Coke's Broken Promise To Recycle
The Coca-Cola Company promised in 1990 to use recycled plastic
in their soda bottles. Here is an excerpt from the Coca-Cola company's
original press release, subtitled 'Closed Loop' Process Turns
Bottles Back Into Bottles.' Interestingly, the Coke official quoted
in this and subsequent releases is none other than M. Douglas
Ivester, chairman and C.E.O. of Coca-Cola until February 2000.
Clearly, Mr. Ivester knew the right thing to do back then.
"Producing new plastic beverage bottles with
a blend of recycled plastic is a significant step ahead in plastics
recycling," said M. Douglas Ivester, senior vice president, The
Coca-Cola Company and president, Coca-Cola USA. "The technology
will allow the 'closed loop' recycling of our plastic bottles,
just as our other suppliers use recycled aluminum and steel for
cans and recycled glass for glass bottles."
-- PR Newswire, December 4, 1990
When Coke started test marketing the new bottle
in Charlotte NC:
"This market introduction signals a new phase
of development for plastic packaging," said M. Douglas Ivester,
president, Coca-Cola USA. "The bottle made with recycled plastic
represents the latest breakthrough in our on-going commitment
to the environment through minimizing virgin raw materials used
in our packaging. ... One of the primary benefits of this
package will be to encourage greater recycling of plastic soft
drink packaging by consumers," Mr. Ivester said. "More than half
of all soft drink cans are recycled and we want to reach and exceed
that level with plastic packaging."
-- PR Newswire, March 12, 1991
After the test marketing:
"The Coca-Cola Company (NYSE: KO) today announced
plans to expand the introduction of plastic soft drink bottles
made with recycled plastic soft drink bottles into southeastern
and midwestern markets, beginning in September. Today's announcement
signals the completion of a successful, five-month market test
in Charlotte, N.C.
"We're extremely pleased with the results from
Charlotte," said M. Douglas Ivester, president, Coca-Cola USA.
"Consumer acceptance of the first-ever commercial use of soft
drink bottles made with recycled plastic soft drink bottles exceeded
our expectations." . ...
"Expanding the availability of bottles made with
recycled plastic into additional markets helps the Coca-Cola system
further demonstrate 'closed-loop' recycling while encouraging
greater recycling of plastic soft drink packaging by consumers,"
Mr. Ivester said.
-- PR Newswire, August 27, 1991
Here are some other sources:
"Coke and Pepsi took their long rivalry to the
environmental arena yesterday, with each company saying it would
be the first to sell soft drinks in plastic bottles made with
materials recycled from used bottles."
-- New York Times, December 5, 1990
"With their pledge to start using bottles
made in part from recycled resins, [Coke and Pepsi] will begin
to reduce dependence on petroleum-based resins."
-- Editorial, Chicago Tribune, December 14, 1990
The commitment to make recycled plastic soda bottles was made,
in part, in response to the threat of minimum content legislation
and container deposit legislation in several states.
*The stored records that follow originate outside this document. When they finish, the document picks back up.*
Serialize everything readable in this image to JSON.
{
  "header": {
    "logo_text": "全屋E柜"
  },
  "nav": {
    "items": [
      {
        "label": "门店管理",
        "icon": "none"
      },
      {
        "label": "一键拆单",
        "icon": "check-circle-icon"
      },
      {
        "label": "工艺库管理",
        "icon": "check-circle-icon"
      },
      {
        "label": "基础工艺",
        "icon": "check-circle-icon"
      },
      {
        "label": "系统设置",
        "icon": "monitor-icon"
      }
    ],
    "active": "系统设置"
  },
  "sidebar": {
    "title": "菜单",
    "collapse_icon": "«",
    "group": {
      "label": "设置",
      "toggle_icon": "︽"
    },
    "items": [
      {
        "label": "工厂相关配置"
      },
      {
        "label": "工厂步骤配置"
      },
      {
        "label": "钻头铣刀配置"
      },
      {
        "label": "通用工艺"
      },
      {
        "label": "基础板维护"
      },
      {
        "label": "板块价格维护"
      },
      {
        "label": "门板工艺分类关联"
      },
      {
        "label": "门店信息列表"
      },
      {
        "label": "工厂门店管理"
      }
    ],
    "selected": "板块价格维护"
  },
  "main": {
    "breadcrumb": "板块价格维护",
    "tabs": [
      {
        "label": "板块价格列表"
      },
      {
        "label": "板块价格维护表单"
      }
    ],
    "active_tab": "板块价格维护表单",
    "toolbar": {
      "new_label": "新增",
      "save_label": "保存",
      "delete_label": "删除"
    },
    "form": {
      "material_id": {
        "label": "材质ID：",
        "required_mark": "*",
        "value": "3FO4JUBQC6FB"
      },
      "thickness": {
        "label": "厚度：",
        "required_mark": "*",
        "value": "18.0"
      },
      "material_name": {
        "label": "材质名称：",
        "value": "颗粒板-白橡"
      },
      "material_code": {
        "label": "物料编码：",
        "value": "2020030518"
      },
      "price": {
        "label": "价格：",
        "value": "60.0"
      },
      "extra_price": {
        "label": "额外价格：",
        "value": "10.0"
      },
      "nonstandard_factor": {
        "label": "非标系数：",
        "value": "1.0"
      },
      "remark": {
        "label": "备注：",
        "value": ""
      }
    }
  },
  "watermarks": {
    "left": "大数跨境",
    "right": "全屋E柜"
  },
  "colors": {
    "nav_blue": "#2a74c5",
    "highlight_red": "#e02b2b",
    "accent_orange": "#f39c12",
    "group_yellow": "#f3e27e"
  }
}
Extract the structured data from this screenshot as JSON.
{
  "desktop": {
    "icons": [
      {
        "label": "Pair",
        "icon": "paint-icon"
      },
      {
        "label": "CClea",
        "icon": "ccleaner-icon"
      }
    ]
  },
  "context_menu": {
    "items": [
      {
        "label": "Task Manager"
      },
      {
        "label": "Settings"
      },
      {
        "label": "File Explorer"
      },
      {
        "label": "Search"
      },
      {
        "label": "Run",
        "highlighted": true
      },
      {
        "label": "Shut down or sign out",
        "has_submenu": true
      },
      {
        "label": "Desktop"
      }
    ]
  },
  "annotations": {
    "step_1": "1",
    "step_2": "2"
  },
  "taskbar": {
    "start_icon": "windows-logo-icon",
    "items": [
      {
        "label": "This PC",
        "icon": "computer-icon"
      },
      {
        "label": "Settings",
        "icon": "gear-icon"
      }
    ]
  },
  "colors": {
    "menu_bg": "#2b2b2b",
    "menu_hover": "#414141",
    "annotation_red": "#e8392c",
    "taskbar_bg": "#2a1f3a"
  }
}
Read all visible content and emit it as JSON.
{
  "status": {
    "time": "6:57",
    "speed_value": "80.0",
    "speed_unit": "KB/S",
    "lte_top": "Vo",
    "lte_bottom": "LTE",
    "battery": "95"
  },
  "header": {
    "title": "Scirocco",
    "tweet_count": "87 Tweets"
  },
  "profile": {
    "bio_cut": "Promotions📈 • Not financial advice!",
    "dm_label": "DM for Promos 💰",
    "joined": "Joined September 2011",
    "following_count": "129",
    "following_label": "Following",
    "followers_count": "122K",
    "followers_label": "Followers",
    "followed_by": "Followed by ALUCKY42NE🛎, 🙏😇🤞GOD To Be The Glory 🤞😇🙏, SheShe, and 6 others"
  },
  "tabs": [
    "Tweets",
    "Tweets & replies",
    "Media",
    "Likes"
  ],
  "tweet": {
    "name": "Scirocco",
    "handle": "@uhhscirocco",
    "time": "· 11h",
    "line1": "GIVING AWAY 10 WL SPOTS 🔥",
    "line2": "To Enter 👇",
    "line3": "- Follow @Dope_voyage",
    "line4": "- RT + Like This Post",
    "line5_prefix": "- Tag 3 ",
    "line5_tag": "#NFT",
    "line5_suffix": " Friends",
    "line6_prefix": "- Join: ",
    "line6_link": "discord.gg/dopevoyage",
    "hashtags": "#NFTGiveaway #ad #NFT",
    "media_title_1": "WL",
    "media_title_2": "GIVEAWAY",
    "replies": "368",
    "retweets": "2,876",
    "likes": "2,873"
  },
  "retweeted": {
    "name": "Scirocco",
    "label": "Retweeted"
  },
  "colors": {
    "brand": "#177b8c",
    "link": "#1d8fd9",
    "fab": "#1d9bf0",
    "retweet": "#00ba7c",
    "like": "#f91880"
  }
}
Coke even
took their recycled bottle to Congress in the early 1990s and
showed it off in testimony aimed at stemming the call for mandates
(according to Lance King, GRRN campaign consultant). Both Coke
and Pepsi used some recycled plastic in select markets for several
years -- until about 1994 or 1995 when public interest in recycling
appeared to wane and the threat of legislation seemed to disappear.
Coke currently uses zero recycled plastic in the 8 to 10 billion
plastic soda bottles it sells in the U.S. each year. Likewise,
Pepsi uses no recycled plastic.
Coke says it costs too much to do what almost everyone agrees
is 'the real thing' -- buy recycled content bottles. This may
make sense in a strict, internalized-cost sense. But in the larger
sense, it is clearly not true. The external costs to society of
not recycling are skyrocketing.
Coke notes proudly that they use plastic bottles with recycled
content, as well as environmentally preferable refillable bottles,
in other countries, due to strict governmental mandates on recycling.
Coke has spent millions of its $1.6 billion annual global advertising
budget fighting such mandates (minimum content legislation and
bottle bills), especially in the U.S. We have seen how far voluntary
promises to recycle plastic got us. Perhaps what Coke is really
saying is that they need a little push from mandates to make good
on their voluntary commitments?
About PEPSI: Pepsi has done no better than Coke.
GRRN is focusing on Coke because it is the market leader (44%
of the U.S. market compared with Pepsi's 32%; 50% of the world
market vs. Pepsi's 20%). If Coke decides to change its ways Pepsi
will follow Coke's lead just like it did in 1990. Who knows, if
Pepsi were smart, it would pre-empt Coke -- maybe even leapfrog
to embracing deposits and refillables!